Croatia’s President Kolinda Grabar-Kitarovic called for more help from the European Union in dealing with a massive influx of refugees Saturday. In an interview with the Associated Press, she said that the country of 4.2 million could only do so much to assist the hundreds of thousands of refugees fleeing violence and chaos in the Middle East and Africa.

Thousands of them streamed into Croatia Thursday after they were forcibly pushed back from Hungary’s borders, and the country shut its borders after over 20,000 entered this week, saying it could not handle more.

"We need to stop the flow, we need to get reassurances from European Union what happens to these people who are already in Croatia, and those who still want to transit through Croatia further," she said, according to the Associated Press.

The migrants are trying to transit through nations like Croatia in the hopes of reaching the Schengen Zone, from where they can go to wealthy west European nations like Germany.

Croatia said it had “forced” Hungary to accept thousands of migrants through its border and would continue to keep sending them to its northern neighbor. “We forced them, by sending people up there. And we'll keep doing it,” Croatian Prime Minister Zoran Milanovic said Saturday, Reuters reported.

A train carrying over 1,000 refugees was sent into Hungary from Croatia Friday night, but was halted and returned by Hungarian authorities. Hungary condemned the incident, calling it a “major violation of international law” on Saturday, the Independent reported. Croatian police onboard were disarmed and arrested along with the train’s driver, Hungarian officials said. However, Croatia said there had been no arrests.

Both the police and the train staff were returned shortly afterwards, according to reports.

Hungarian soldiers are also trying to build a fence along the Croatian border, similar to the one it erected along its border with Serbia, and had reportedly already deployed barbed wire coils.

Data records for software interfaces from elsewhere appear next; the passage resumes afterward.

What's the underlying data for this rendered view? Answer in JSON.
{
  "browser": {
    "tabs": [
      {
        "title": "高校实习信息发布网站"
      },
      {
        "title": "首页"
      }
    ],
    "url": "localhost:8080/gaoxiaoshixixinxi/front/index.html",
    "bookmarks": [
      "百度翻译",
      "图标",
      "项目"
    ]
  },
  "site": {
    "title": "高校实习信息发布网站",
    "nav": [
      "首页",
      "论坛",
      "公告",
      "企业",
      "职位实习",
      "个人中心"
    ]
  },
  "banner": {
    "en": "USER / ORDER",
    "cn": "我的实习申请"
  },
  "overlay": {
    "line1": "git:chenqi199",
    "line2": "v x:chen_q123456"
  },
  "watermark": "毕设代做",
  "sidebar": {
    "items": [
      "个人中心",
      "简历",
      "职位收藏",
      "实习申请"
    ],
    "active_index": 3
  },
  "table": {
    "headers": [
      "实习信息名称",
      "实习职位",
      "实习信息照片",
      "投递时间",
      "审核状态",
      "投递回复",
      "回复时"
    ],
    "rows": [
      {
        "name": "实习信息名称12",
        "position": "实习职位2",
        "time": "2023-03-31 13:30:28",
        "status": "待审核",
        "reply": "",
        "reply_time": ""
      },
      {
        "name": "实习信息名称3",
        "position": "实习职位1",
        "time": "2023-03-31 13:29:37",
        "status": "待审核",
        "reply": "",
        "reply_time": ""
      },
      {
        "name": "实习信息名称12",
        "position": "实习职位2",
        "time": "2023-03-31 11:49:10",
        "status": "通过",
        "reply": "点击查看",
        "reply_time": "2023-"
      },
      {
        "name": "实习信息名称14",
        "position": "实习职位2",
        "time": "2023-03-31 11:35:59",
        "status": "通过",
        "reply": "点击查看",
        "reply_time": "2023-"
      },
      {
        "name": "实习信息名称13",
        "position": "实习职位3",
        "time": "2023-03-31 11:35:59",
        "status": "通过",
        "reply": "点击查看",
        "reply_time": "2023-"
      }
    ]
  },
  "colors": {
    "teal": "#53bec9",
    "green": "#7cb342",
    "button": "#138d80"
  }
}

Meanwhile, Slovenian Prime Minister Miro Cerar said Friday he would discuss with its neighbors the possibility of building a “corridor” to expedite refugee travel through the country. His comments came just hours after police used tear gas to disperse asylum-seekers on the country's border. Slovenia has stopped trains entering from Croatia as well.

The European Council is set to hold emergency talks on the crisis next week to push through a binding refugee quota for each nation, but several countries have lashed out against the plan.

Meanwhile, the United Nations warned that time was running out for the EU to take decisive action on the crisis. “These occasions may be the last opportunity for a positive, united and coherent European response to the crisis,” Adrian Edwards, spokesman for the U.N. High Commissioner for Refugees, said in a statement Friday.